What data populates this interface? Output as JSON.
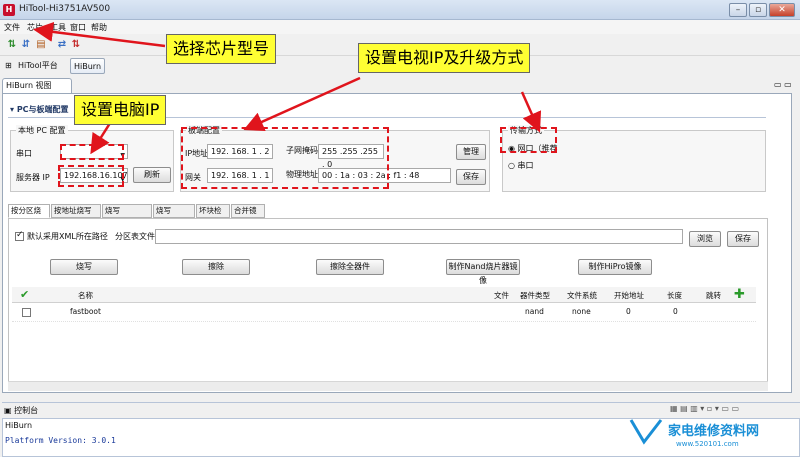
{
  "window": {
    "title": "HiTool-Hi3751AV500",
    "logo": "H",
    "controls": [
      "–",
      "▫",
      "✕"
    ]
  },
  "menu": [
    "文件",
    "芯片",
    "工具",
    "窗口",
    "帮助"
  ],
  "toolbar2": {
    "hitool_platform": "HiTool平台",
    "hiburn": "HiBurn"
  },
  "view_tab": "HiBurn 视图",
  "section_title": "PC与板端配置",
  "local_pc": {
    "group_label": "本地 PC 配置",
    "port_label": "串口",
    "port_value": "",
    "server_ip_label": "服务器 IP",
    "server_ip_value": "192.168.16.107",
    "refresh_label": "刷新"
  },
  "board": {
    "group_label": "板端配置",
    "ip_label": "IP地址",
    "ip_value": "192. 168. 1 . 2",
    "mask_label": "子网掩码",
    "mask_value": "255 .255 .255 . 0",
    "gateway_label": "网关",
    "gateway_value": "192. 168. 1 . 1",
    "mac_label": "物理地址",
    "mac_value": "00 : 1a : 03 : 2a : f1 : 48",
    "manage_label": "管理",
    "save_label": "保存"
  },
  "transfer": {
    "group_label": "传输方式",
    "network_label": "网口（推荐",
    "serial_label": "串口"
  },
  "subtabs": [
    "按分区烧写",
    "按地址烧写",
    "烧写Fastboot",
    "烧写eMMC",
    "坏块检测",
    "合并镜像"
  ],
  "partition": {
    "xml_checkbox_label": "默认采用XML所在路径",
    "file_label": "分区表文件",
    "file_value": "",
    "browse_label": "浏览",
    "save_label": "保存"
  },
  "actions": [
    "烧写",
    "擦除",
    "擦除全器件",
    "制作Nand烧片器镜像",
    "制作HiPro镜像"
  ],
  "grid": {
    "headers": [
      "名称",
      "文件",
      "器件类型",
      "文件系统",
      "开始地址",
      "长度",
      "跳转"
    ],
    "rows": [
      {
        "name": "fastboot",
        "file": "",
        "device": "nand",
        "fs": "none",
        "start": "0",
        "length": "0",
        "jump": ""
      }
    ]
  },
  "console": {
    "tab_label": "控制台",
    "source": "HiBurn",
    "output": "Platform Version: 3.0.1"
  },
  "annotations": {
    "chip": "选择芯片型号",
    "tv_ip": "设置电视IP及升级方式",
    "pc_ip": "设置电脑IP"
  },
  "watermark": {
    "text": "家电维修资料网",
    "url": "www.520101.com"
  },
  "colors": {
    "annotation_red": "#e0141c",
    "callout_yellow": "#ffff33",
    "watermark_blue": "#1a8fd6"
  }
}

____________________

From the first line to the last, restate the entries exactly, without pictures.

Solution to this task:
What data populates this interface? Output as JSON.
{
  "window": {
    "title": "HiTool-Hi3751AV500",
    "logo": "H",
    "controls": [
      "–",
      "▫",
      "✕"
    ]
  },
  "menu": [
    "文件",
    "芯片",
    "工具",
    "窗口",
    "帮助"
  ],
  "toolbar2": {
    "hitool_platform": "HiTool平台",
    "hiburn": "HiBurn"
  },
  "view_tab": "HiBurn 视图",
  "section_title": "PC与板端配置",
  "local_pc": {
    "group_label": "本地 PC 配置",
    "port_label": "串口",
    "port_value": "",
    "server_ip_label": "服务器 IP",
    "server_ip_value": "192.168.16.107",
    "refresh_label": "刷新"
  },
  "board": {
    "group_label": "板端配置",
    "ip_label": "IP地址",
    "ip_value": "192. 168. 1 . 2",
    "mask_label": "子网掩码",
    "mask_value": "255 .255 .255 . 0",
    "gateway_label": "网关",
    "gateway_value": "192. 168. 1 . 1",
    "mac_label": "物理地址",
    "mac_value": "00 : 1a : 03 : 2a : f1 : 48",
    "manage_label": "管理",
    "save_label": "保存"
  },
  "transfer": {
    "group_label": "传输方式",
    "network_label": "网口（推荐",
    "serial_label": "串口"
  },
  "subtabs": [
    "按分区烧写",
    "按地址烧写",
    "烧写Fastboot",
    "烧写eMMC",
    "坏块检测",
    "合并镜像"
  ],
  "partition": {
    "xml_checkbox_label": "默认采用XML所在路径",
    "file_label": "分区表文件",
    "file_value": "",
    "browse_label": "浏览",
    "save_label": "保存"
  },
  "actions": [
    "烧写",
    "擦除",
    "擦除全器件",
    "制作Nand烧片器镜像",
    "制作HiPro镜像"
  ],
  "grid": {
    "headers": [
      "名称",
      "文件",
      "器件类型",
      "文件系统",
      "开始地址",
      "长度",
      "跳转"
    ],
    "rows": [
      {
        "name": "fastboot",
        "file": "",
        "device": "nand",
        "fs": "none",
        "start": "0",
        "length": "0",
        "jump": ""
      }
    ]
  },
  "console": {
    "tab_label": "控制台",
    "source": "HiBurn",
    "output": "Platform Version: 3.0.1"
  },
  "annotations": {
    "chip": "选择芯片型号",
    "tv_ip": "设置电视IP及升级方式",
    "pc_ip": "设置电脑IP"
  },
  "watermark": {
    "text": "家电维修资料网",
    "url": "www.520101.com"
  },
  "colors": {
    "annotation_red": "#e0141c",
    "callout_yellow": "#ffff33",
    "watermark_blue": "#1a8fd6"
  }
}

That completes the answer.